Task: How many of the lines below hold "JSON"? Only the number, please.

App and web page records

::::

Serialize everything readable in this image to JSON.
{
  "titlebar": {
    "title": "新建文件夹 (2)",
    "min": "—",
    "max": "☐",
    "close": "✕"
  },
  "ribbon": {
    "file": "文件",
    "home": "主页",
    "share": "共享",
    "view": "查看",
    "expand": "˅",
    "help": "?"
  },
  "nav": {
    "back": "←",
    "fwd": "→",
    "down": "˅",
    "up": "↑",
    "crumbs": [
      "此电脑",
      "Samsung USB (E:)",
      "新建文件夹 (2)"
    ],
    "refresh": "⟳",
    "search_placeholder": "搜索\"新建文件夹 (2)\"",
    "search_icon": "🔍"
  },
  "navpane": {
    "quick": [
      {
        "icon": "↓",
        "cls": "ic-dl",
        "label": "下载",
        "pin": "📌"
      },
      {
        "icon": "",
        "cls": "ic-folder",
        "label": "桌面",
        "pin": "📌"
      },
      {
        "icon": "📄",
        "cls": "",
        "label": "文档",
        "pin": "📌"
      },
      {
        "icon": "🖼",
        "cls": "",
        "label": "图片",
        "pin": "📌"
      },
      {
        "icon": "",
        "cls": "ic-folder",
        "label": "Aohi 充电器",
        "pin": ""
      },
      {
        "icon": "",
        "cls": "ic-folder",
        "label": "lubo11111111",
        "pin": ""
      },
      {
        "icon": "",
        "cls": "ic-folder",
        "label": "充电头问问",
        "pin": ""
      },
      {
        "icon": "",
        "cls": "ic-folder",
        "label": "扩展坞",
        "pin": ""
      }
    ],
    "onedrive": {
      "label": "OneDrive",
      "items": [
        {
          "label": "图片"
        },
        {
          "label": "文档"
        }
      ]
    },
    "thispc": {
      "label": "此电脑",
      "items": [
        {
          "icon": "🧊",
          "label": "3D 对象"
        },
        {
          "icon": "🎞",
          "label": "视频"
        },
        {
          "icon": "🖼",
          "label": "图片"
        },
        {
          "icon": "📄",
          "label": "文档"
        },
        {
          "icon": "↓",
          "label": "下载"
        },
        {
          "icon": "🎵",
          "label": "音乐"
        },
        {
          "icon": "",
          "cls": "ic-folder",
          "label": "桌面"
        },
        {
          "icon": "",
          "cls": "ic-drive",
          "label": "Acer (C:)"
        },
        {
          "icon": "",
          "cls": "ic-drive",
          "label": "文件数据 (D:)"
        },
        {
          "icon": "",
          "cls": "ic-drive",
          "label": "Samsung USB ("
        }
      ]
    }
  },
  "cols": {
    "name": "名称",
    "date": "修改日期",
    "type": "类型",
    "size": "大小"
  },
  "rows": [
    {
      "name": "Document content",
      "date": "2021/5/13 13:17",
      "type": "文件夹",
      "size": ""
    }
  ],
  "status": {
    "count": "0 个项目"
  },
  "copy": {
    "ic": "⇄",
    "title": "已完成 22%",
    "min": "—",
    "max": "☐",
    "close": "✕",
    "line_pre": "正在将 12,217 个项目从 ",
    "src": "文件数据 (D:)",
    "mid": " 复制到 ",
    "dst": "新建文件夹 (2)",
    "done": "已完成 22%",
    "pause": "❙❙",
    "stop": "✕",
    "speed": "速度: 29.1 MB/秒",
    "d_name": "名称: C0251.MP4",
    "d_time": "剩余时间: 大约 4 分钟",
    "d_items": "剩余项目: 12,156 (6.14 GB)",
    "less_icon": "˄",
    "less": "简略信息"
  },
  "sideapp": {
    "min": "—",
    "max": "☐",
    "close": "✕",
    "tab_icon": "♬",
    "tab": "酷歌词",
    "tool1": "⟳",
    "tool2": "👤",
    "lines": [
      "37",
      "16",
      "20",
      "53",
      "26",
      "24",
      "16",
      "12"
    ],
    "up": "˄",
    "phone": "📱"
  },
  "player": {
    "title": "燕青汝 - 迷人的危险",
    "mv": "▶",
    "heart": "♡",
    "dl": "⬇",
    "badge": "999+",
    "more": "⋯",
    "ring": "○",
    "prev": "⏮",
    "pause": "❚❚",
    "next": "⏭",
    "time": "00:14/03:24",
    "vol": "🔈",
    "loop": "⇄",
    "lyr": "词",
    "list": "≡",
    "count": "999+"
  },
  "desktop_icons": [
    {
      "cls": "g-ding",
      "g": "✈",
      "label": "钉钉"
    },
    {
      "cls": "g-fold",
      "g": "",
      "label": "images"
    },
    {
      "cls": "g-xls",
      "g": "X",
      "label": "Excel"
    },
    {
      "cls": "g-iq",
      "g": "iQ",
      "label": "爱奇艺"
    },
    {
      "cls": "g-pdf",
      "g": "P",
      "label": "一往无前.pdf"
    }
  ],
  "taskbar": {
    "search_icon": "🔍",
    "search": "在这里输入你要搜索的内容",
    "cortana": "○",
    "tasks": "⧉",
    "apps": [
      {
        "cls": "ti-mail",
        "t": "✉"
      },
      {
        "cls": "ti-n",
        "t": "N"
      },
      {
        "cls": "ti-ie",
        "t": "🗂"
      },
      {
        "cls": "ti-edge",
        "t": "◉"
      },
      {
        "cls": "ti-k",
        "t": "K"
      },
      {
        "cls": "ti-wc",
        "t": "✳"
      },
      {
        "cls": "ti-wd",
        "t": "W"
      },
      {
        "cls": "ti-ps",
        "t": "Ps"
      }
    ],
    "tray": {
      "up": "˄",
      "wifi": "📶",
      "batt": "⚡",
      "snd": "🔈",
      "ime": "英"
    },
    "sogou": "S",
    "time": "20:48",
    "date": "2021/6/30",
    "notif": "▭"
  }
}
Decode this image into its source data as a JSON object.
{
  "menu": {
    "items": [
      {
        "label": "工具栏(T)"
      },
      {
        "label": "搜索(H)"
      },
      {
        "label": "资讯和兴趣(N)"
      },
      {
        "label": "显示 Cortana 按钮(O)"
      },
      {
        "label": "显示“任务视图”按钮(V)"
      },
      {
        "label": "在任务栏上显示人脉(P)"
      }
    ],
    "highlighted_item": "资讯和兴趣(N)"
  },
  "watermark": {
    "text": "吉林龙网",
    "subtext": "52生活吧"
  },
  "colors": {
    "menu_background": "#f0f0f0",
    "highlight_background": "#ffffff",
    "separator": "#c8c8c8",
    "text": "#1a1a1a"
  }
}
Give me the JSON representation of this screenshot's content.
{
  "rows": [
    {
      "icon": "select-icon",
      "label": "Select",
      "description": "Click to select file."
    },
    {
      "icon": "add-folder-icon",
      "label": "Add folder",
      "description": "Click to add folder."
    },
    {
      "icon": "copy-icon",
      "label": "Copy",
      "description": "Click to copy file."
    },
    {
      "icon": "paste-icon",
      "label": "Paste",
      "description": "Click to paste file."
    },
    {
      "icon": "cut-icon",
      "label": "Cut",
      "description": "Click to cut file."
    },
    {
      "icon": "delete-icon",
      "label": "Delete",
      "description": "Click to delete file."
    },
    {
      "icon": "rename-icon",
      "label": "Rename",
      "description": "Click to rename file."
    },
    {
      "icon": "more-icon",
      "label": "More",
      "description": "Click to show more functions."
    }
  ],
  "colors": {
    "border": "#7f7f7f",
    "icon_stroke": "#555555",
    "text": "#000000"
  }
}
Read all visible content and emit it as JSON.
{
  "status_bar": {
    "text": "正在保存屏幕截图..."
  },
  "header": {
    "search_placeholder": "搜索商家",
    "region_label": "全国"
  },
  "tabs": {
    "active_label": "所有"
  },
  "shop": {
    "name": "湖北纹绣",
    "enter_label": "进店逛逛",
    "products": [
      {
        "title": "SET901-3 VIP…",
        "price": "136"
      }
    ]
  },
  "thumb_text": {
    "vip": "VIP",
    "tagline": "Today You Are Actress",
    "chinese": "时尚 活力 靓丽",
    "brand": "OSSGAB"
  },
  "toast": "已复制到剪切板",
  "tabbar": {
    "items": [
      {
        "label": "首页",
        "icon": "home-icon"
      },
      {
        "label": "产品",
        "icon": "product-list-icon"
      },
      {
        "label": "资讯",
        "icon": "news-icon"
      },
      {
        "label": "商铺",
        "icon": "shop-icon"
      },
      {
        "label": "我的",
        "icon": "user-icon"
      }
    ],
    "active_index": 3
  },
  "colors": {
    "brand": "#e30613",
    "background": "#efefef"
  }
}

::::

Exercise result: 4